When case 2 happens, the resulting environment will be under /home/user/.cache/pypoetry/virtualenvs/ folder. The Python executable will be there somewhere as well.

To see which Poetry-created env is active, you can run poetry env list:

$ poetry env list


binary_classification-O3eWbxRl-py3.9 (Activated)


To switch between Poetry-created environments, you can run poetry env use command:

$ poetry env use other_env


You can learn more about environment management from here.


4. Fully reproducible projects


When you run the add command, Poetry will generate a poetry.lock file. Rather than specifying version constraints, like 1.2.*, it will lock the exact versions of libraries you are using, like 1.2.11. All subsequent runs of poetry add or poetry update will modify the lock file to reflect the changes.

Using such lock files ensures that people who are using your project can fully reproduce the environment on their machines.

People have long used alternatives like requirements.txt but its format is very loose and error-prone. A typical human-created requirements.txt is not thorough as developers don't usually bother with listing the exact library versions they are using and just state version ranges or worse, simply write the library name.

Then, when others try to reproduce the environment with pip install -r requirements.txt, PIP itself tries to resolve the version constraints, and that's how you quietly end up in dependency hell.

When using Poetry and lock files, none of that happens. So, if you are initializing Poetry in a project with requirements.txt already present, you can add the dependencies inside with:

$ poetry add `cat requirements.txt`


and delete the requirements.txt.

But, please note that some services like Streamlit or Heroku still require old requirements.txt files for deployment. When using those, you can export your poetry.lock file to a text format with:

$ poetry export --output requirements.txt


The workflow to follow


I want to leave the article with a step-by-step workflow to integrate Poetry into any data project.

Step 0: Install Poetry for your system.

Step 1: Create a new project with mkdir and call poetry init inside to initialize Poetry. If you want to convert your project into a Python package later, create the project with poetry new project_name.

Step 2: Install and add dependencies with poetry add lib_name. It is also possible to manually edit pyproject.toml and add the dependencies under the [tool.poetry.dependencies] section. In this case, you have to run poetry install to resolve the version constraints and install the libraries.

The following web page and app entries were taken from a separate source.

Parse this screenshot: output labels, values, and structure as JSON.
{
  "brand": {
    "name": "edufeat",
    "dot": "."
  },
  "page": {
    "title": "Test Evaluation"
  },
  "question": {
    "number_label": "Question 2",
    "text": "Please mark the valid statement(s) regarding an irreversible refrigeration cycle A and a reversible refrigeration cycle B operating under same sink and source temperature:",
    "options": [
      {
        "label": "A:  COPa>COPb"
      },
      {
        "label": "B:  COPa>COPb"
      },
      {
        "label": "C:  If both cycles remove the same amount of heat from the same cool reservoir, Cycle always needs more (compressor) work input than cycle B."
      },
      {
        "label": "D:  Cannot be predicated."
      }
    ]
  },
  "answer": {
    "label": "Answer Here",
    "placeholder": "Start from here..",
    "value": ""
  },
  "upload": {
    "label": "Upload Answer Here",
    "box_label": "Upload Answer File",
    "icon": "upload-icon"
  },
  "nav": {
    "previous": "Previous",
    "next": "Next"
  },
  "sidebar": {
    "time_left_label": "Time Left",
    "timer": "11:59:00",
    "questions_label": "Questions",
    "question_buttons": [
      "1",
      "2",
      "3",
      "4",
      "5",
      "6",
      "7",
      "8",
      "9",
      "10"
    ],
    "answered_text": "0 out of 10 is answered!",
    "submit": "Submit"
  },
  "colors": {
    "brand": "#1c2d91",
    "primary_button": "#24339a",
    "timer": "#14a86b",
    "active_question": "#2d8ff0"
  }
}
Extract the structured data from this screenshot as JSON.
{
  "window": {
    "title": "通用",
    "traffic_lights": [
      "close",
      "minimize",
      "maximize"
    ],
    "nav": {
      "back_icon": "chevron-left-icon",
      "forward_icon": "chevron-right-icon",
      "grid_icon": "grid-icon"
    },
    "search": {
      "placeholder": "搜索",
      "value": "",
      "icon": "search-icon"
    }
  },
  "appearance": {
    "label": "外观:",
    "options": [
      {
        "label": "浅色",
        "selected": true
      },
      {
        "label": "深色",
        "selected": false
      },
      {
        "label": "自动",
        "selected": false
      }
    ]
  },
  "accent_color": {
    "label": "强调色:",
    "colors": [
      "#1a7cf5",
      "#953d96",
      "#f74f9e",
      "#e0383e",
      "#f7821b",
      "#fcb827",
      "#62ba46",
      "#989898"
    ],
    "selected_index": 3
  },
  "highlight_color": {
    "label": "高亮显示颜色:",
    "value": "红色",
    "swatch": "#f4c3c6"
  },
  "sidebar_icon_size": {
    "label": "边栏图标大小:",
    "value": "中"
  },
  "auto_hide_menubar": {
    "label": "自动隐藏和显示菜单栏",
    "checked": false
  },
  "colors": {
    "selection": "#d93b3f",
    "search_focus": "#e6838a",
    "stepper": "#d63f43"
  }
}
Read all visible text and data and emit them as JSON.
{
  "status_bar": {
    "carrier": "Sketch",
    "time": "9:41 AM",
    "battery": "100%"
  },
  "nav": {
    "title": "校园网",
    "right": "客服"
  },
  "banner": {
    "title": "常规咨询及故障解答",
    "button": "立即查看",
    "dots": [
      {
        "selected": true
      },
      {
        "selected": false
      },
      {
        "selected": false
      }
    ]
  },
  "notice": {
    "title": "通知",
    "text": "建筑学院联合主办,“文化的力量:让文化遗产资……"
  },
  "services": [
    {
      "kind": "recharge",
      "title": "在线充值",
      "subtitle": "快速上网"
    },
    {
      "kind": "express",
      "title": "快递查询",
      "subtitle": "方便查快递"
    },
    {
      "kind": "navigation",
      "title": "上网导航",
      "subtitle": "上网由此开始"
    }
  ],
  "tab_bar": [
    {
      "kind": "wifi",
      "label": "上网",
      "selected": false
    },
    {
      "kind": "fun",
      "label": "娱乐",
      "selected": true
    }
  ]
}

After this step, Poetry creates a virtual environment for the project and generates a poetry.lock file.

Step 3: Initialize Git and other tools such as DVC and start tracking the appropriate files. Put pyproject.toml and poetry.lock files under Git.

Step 4: Develop your code and models. To run Python scripts, you must use poetry run python so that Poetry's virtual environment is used.

Step 5: Test your code and make any necessary adjustments. Iterate on your data analysis or machine learning algorithms, experiment with different techniques, and refine your code as needed.

Optional steps:

  1. To update already-installed dependencies, use the poetry update library command. update only works within the constraints inside pyproject.toml so, check the caveats here.
  2. If you are starting from a project with requirements.txt, use poetry add cat requirements.txt to automatically add and install the dependencies.
  3. If you want to export your poetry.lock file, you can use poetry export --output requirements.txt.
  4. If you chose a package structure for your project (poetry add), you can build the package with poetry build and it will be ready to push to PyPI.
  5. Switch between virtual environments with poetry env use other_env.

With these steps, you will ensure that you are never in dependency hell again.

Thank you for reading!

Bex Tuychiev is a Top 10 AI writer on Medium and a Kaggle Master with over 15k followers. He loves writing detailed guides, tutorials, and notebooks on complex data science and machine learning topics with a bit of a sarcastic style.

Original. Reposted with permission.